Recorded data>
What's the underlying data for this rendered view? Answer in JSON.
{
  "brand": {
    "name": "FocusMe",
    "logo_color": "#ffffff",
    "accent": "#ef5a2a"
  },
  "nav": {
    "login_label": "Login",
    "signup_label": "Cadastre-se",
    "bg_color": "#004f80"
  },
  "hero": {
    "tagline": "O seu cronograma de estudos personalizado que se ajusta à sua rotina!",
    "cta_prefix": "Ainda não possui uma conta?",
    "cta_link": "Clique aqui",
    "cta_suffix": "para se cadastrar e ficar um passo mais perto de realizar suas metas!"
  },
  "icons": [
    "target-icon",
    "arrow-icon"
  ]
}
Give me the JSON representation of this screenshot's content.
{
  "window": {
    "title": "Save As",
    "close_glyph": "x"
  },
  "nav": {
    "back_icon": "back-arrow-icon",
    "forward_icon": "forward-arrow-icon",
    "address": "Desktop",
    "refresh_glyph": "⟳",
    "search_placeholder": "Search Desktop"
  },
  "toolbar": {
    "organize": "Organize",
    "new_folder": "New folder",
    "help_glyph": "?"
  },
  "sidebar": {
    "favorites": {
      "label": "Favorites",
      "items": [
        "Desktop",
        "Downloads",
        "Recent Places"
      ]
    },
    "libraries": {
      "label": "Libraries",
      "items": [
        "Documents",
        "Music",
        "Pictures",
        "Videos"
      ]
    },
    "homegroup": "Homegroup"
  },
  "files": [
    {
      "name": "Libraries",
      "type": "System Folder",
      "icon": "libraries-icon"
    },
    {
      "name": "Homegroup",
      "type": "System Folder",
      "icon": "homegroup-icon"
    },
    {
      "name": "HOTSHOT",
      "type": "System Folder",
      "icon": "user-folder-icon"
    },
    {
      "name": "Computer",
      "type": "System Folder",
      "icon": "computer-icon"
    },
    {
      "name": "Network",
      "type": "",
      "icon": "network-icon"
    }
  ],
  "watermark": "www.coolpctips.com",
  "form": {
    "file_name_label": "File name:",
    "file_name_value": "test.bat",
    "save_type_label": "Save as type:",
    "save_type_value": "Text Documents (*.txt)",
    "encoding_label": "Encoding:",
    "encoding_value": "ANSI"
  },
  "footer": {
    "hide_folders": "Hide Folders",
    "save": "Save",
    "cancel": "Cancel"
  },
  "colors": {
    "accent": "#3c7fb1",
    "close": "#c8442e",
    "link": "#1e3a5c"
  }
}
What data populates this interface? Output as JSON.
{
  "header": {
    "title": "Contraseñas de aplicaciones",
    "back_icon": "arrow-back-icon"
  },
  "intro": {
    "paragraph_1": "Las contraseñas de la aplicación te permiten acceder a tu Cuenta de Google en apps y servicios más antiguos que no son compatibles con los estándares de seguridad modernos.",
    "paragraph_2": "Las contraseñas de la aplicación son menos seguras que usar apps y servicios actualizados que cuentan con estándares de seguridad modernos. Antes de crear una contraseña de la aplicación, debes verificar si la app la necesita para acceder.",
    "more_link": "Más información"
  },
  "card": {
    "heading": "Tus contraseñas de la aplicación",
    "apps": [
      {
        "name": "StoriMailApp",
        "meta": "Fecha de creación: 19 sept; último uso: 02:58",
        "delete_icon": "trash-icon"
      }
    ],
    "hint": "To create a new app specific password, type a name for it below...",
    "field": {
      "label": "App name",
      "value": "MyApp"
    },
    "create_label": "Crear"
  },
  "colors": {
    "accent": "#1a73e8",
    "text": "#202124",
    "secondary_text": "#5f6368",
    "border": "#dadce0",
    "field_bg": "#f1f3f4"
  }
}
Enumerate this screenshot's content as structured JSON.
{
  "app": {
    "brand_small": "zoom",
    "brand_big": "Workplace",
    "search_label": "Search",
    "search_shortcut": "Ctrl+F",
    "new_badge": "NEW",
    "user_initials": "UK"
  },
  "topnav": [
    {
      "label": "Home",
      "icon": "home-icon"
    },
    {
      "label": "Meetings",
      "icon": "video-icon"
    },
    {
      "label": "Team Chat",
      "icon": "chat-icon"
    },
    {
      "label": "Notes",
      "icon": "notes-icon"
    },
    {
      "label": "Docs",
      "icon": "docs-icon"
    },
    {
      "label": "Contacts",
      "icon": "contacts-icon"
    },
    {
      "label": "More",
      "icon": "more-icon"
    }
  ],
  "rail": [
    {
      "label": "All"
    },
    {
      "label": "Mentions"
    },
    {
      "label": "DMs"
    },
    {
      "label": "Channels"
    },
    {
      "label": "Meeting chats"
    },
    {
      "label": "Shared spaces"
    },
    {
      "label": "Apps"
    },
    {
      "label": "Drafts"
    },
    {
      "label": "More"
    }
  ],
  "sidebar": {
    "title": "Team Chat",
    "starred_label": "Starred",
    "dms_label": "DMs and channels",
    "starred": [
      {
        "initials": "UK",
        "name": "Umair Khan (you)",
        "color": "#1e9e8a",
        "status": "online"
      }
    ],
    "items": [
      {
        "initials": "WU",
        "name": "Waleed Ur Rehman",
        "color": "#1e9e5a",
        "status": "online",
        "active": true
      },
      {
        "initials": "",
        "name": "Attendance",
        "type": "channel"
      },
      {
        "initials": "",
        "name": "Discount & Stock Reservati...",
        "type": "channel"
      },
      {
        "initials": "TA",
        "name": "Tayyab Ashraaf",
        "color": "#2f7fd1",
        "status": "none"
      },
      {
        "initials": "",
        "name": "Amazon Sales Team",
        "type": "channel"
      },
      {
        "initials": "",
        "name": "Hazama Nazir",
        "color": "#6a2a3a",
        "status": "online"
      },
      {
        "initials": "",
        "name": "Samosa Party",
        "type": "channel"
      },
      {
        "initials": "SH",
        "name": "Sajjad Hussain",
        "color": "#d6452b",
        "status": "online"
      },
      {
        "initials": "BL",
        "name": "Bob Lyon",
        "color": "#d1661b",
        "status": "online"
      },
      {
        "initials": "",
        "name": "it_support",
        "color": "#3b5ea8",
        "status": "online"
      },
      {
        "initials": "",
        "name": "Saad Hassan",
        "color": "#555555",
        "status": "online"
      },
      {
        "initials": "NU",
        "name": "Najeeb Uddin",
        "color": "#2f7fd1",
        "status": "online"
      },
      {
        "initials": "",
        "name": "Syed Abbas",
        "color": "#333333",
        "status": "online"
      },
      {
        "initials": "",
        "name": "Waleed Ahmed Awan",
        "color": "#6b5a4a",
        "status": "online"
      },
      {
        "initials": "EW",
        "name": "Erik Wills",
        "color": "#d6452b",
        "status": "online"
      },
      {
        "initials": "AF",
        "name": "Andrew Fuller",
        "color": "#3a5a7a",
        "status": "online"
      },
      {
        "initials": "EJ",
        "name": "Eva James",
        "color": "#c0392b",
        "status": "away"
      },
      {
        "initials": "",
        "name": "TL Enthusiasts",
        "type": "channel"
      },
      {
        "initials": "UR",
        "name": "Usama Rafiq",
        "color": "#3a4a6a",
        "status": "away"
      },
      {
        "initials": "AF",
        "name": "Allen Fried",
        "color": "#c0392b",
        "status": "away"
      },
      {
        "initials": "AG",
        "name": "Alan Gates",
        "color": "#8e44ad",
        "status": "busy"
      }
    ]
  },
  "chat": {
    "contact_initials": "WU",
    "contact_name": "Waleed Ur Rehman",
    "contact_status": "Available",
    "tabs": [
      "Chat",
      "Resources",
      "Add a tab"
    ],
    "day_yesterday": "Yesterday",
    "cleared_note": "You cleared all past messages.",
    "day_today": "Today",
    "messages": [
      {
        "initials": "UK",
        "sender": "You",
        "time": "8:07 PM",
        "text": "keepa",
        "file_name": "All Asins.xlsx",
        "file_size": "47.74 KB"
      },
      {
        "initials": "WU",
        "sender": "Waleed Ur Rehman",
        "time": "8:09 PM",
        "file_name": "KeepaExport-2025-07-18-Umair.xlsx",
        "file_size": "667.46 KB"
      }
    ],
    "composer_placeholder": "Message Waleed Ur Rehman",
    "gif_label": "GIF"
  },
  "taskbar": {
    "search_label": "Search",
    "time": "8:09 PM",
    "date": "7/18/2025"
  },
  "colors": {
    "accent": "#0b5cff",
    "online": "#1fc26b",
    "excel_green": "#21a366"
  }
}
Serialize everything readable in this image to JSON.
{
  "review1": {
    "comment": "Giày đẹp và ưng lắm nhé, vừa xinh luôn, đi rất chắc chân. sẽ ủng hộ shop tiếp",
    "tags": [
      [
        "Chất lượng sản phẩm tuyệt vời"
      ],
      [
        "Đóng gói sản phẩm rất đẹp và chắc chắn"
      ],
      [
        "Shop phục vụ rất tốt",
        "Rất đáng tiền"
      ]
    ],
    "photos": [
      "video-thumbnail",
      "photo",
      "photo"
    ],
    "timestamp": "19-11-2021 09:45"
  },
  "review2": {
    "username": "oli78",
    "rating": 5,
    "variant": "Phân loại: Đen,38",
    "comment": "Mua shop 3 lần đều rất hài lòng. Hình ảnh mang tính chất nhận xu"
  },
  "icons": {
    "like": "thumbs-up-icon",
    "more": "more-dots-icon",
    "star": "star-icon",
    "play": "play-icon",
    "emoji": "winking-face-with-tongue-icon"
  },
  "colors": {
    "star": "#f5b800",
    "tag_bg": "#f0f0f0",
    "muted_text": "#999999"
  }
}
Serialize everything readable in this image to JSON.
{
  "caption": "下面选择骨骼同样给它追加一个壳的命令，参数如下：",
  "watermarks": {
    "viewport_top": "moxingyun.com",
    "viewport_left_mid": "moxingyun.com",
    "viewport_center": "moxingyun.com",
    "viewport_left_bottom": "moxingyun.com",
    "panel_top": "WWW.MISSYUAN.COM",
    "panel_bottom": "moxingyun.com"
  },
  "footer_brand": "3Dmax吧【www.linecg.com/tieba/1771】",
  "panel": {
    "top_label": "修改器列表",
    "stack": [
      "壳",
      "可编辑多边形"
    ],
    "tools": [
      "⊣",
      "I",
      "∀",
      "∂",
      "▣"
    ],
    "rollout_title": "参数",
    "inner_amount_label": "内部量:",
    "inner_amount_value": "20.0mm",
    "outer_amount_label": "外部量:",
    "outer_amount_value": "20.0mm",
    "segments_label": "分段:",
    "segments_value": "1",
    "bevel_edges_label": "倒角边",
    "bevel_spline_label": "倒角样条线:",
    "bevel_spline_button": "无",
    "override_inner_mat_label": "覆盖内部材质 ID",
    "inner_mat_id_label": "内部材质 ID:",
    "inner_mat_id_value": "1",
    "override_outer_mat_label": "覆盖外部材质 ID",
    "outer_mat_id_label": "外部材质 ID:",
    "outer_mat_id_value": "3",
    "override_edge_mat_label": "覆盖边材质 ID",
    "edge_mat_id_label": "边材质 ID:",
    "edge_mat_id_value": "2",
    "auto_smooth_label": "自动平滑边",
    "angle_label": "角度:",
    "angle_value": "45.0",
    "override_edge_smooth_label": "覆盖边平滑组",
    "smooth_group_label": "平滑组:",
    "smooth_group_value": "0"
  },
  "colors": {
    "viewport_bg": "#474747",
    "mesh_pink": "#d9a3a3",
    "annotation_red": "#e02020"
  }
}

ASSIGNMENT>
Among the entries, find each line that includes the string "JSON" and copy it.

RESULT>
What's the underlying data for this rendered view? Answer in JSON.
Give me the JSON representation of this screenshot's content.
What data populates this interface? Output as JSON.
Enumerate this screenshot's content as structured JSON.
Serialize everything readable in this image to JSON.
Serialize everything readable in this image to JSON.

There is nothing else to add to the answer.